It’s been a while since the developer’s blog has been updated, with one thing or another taking precedence over the immediate need to use this space.
This, overall, is a good thing. Nothing to post about usually means nothing to lament over.
We’ll have to see how this one goes.
OctOs has seen many changes and iterations over the past few years. We’ve had false starts and failures in some things, success and triumph in others, but we’ve always been forward looking and adamant in sticking to the core values we established when we started.
And what a journey it has been! We’ve seen 3 new major revisions of Android, numerous minor revisions, changes to the codebase we use, and an explosion in users who enjoy OctOs.
We’ve opened the code to the community builders and those builders have shown that the concept of open, and freely shared, code can be successful in ways we couldn’t have imagined when we started.
The OctOs code has reached outside the neighborhood we started with and will continue to grow, evolve, and with small luck, prosper.

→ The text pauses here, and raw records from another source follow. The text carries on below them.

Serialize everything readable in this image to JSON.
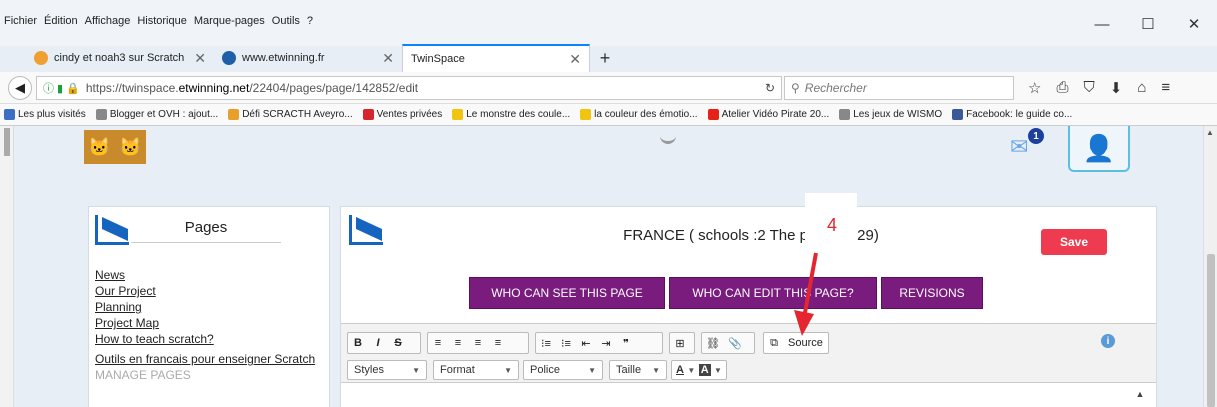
{
  "menu": [
    "Fichier",
    "Édition",
    "Affichage",
    "Historique",
    "Marque-pages",
    "Outils",
    "?"
  ],
  "window_controls": {
    "minimize": "—",
    "maximize": "☐",
    "close": "✕"
  },
  "tabs": [
    {
      "label": "cindy et noah3 sur Scratch",
      "color": "#f0a030",
      "close": "✕"
    },
    {
      "label": "www.etwinning.fr",
      "color": "#1e5fa8",
      "close": "✕"
    },
    {
      "label": "TwinSpace",
      "color": "#ffffff",
      "close": "✕"
    }
  ],
  "new_tab": "+",
  "navbar": {
    "url_prefix": "https://twinspace.",
    "url_domain": "etwinning.net",
    "url_path": "/22404/pages/page/142852/edit",
    "search_placeholder": "Rechercher",
    "icons": [
      "☆",
      "⎙",
      "⛉",
      "⬇",
      "⌂",
      "≡"
    ]
  },
  "bookmarks": [
    {
      "label": "Les plus visités",
      "color": "#3a6fc4"
    },
    {
      "label": "Blogger et OVH : ajout...",
      "color": "#888888"
    },
    {
      "label": "Défi SCRACTH Aveyro...",
      "color": "#e8a02c"
    },
    {
      "label": "Ventes privées",
      "color": "#d5252f"
    },
    {
      "label": "Le monstre des coule...",
      "color": "#f1c40f"
    },
    {
      "label": "la couleur des émotio...",
      "color": "#f1c40f"
    },
    {
      "label": "Atelier Vidéo Pirate 20...",
      "color": "#e62117"
    },
    {
      "label": "Les jeux de WISMO",
      "color": "#888888"
    },
    {
      "label": "Facebook: le guide co...",
      "color": "#3b5998"
    }
  ],
  "header": {
    "mail_badge": "1"
  },
  "pages_panel": {
    "title": "Pages",
    "links": [
      "News",
      "Our Project",
      "Planning",
      "Project Map",
      "How to teach scratch?",
      "Outils en francais pour enseigner Scratch"
    ],
    "faded_link": "MANAGE PAGES"
  },
  "editor": {
    "page_title": "FRANCE ( schools :2    The prese        s :29)",
    "annotation_number": "4",
    "save_label": "Save",
    "buttons": [
      "WHO CAN SEE THIS PAGE",
      "WHO CAN EDIT THIS PAGE?",
      "REVISIONS"
    ],
    "toolbar": {
      "format_buttons": [
        "B",
        "I",
        "S"
      ],
      "align_buttons": [
        "≡",
        "≡",
        "≡",
        "≡"
      ],
      "list_buttons": [
        "⁝≡",
        "⁝≡",
        "⇤",
        "⇥",
        "❞"
      ],
      "table_icon": "⊞",
      "link_icon": "⛓",
      "attach_icon": "📎",
      "source_label": "Source",
      "styles": "Styles",
      "format": "Format",
      "font": "Police",
      "size": "Taille",
      "text_color": "A",
      "bg_color": "A"
    },
    "info_icon": "i"
  },
  "colors": {
    "accent": "#0a84ff",
    "purple": "#7a1b7e",
    "save": "#ee3b4f",
    "arrow": "#e3262f"
  }
}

But, even the good times have to end. The sun sets no matter how much we prop up the sky or fervently wish and hope otherwise. Time passes, and sometimes, that long darkness has to be acknowledged, addressed, and endured. Conditions and situations force our hands in life, and it is never easy or pleasant – just the way it is.
OctOs started out as a ROM for the Galaxy S4 platform. Everyone had one, that beautiful flagship for the Galaxy line. We quickly expanded to the Galaxy S3, because that little device was so ubiquitous it would have been silly not to. Indeed, so widespread was the reach of the Galaxy S3 it is still being sold today.
Problem: People wonder why some devices get all the love, while others do not. The Galaxy S3 for Straight-Talk/TracFone, for example, is identical to the Galaxy S3 for Verizon, except for the SIM card, but no one developed a working recovery or ROM for it. Why?
Short answer? Developer’s want to develop for devices they have. The advantages of being able to have the device in-hand means being able to troubleshoot issues without waiting or relying on the knowledge and capabilities of an outside tester. We feel we can work around this by selecting testers who fit our criteria – we have faith in them, they have faith in us – and its worked so far.
However, it means having those testers to test. As time passes, devices change, testers move on, and the ability to do the full-flight testing we require before releasing anything to the public falls off. Simply put, no testers = no ROM releases.
There are a few devices that are failing to meet our testing needs, and we are considering dropping those devices from our build list. As in life, everything has to end. There will come a time where the device has to be put on the the shelf, like many of our other toys, and remembered fondly and with good cheer; but only as a relic of the past.
Some of the devices simply do not have the userbase they once had. The Galaxy S4 VZW and AT&T models had their bootloaders and kernels locked by the carriers, making it impossible to enjoy custom ROMs after a certain baseband. The XDA threads for those devices are full of custom TouchWiz ROMs, but not much else. The desire hasn’t dwindled, just the ability to fulfill the need.
Other devices have the userbase, just not the exposure. The Galaxy S4 in the International, T-Mobile, and Sprint editions come to mind. Those devices have the ability to continue using custom ROMs; but the lack of testers prevent us from releasing ROMs. There is only so much time and effort that can be split among the devices, and these devices are ones the team no longer have.
We are calling on those who enjoy OctOs to get the word out for finding potential testers for the Galaxy S4 devices. We can give it a little more time, but we are willing to close the entry on that chapter of the OctOs history.
Unfortunately, those chapters of OctOs history aren’t limited to devices. This will, in all likelihood, be my last post to the Dev Blog, or indeed, to the Team OctOs community. I will try to finish up some projects I have in process, but I can’t promise anything. Circumstances change, and the long goodnight applies to all. The entropy of life is inescapable and is applied evenly across all demographics. If you’ve read this far (tl;dr), you already know such a decision isn’t made lightly and without cause. It isn’t a team thing. It isn’t a tester thing. It’s simply a life thing. Just know I’d be here if I could 🙂
For those in the US, I hope you had a safe and happy 4th of July. Anytime we get to handle explosives en-mass, it can’t be all bad!